At mile 14, I spotted my family and friends! Their cheering and excitement gave me a burst of joy and excitement. I was over halfway there! I could do this. The next stretch was hard, but I didn’t really start feeling pain until I approached mile 20. My back, feet, and legs were throbbing. My pacing took a nosedive at this point, which I attribute to starting too hard and not having ever run more than 20 miles. But I was in the home stretch. I allowed myself brief walk breaks at the hydration stations, but nowhere else because I didn’t want to succumb to the relief until the race was over. At the last one, I had about 1.5 miles left to complete and resolved to finish strong.
I can’t describe how I felt seeing the finish line materialize on the horizon. It was a miraculous moment. I crossed it, and a wave of disbelief washed over me; I found my husband and cried hard in his arms. That was truly the hardest thing I’d ever accomplished, but more than that, my triumph yesterday meant so much to me because of the year I’ve had. It was hard not to associate the physical battle of training with the mental struggle I went through in 2018, and crossing that finish line to me was representative of my resilience and recovery.
Training didn’t go perfectly. Like I said, I caught strep throat close to the end. Throughout, there were times I skipped a run here and there because I felt tired of training relentlessly. The beginning and end were tolerable, but in the middle, deep in the trenches of doing the work, I’d often get frustrated and doubt myself. Quitting wasn’t an option, but was it ever going to end? Could I actually run 26.2 miles?
I didn’t just wake up one day and start believing it was a doable goal. It was the work, more than anything, that convinced me it could be done.
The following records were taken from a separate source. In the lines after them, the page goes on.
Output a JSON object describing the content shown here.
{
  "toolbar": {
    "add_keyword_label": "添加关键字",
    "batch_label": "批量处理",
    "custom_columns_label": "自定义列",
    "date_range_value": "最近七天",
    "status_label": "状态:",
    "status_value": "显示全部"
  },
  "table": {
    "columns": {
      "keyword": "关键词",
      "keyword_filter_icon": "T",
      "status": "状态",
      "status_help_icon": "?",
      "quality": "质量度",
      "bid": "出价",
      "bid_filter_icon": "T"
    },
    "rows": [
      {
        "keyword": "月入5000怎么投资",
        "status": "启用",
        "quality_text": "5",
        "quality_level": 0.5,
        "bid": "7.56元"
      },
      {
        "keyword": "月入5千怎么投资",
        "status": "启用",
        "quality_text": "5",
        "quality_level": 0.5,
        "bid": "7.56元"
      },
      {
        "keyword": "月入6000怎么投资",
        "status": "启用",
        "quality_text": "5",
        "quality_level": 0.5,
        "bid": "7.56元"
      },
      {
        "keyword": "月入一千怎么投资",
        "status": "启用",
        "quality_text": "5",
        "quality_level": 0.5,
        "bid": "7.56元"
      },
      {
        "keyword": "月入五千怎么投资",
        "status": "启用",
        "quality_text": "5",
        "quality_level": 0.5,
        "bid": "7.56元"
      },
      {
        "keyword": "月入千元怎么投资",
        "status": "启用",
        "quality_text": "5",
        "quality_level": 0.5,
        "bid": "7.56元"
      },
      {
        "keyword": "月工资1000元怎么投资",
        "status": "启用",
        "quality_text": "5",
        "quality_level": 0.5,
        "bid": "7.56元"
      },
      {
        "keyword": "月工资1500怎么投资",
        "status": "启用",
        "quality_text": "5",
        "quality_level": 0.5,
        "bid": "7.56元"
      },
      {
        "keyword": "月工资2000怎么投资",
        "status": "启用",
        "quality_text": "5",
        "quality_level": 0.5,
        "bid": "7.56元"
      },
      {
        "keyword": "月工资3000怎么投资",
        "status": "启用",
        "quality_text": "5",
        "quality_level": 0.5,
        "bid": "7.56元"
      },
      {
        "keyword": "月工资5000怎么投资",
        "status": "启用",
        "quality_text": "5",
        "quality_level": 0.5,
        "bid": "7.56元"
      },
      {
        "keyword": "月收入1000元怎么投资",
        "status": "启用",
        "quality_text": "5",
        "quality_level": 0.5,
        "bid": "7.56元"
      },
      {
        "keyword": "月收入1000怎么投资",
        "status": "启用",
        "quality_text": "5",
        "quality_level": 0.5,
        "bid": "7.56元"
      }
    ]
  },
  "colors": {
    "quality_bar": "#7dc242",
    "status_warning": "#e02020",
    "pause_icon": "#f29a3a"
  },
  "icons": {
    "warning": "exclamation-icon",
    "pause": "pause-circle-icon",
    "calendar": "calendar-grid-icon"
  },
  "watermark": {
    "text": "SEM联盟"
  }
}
There’s nothing inherently special about me. I strongly believe that if you have a goal and consistently do the right work no matter what season or mood, you’ll get there! Stories of persistence and resolve strongly resonate because of what they mean for us: we can be the protagonists of those stories too if we show up regularly with integrity and a positive mindset. That’s one of the strongest lessons I learned. It starts with setting the goal and deeply believing it’s achievable, then implementing a plan. Those are the potent ingredients of success. That’s it. There’s no secret. If you have a dream, just go for it. I could’ve spent the last four months continuing to stew in my fear of running 26.2 miles, but instead, I wrangled with those fears during training, and ultimately won. Truly, I still can’t believe it.
I could probably write about this all day, but I’ll leave this recap at that. If it wasn’t obvious already, take this message away: You can do it! You can! You can! You can!
Let me know what big goals you have, and how you’re going to implement!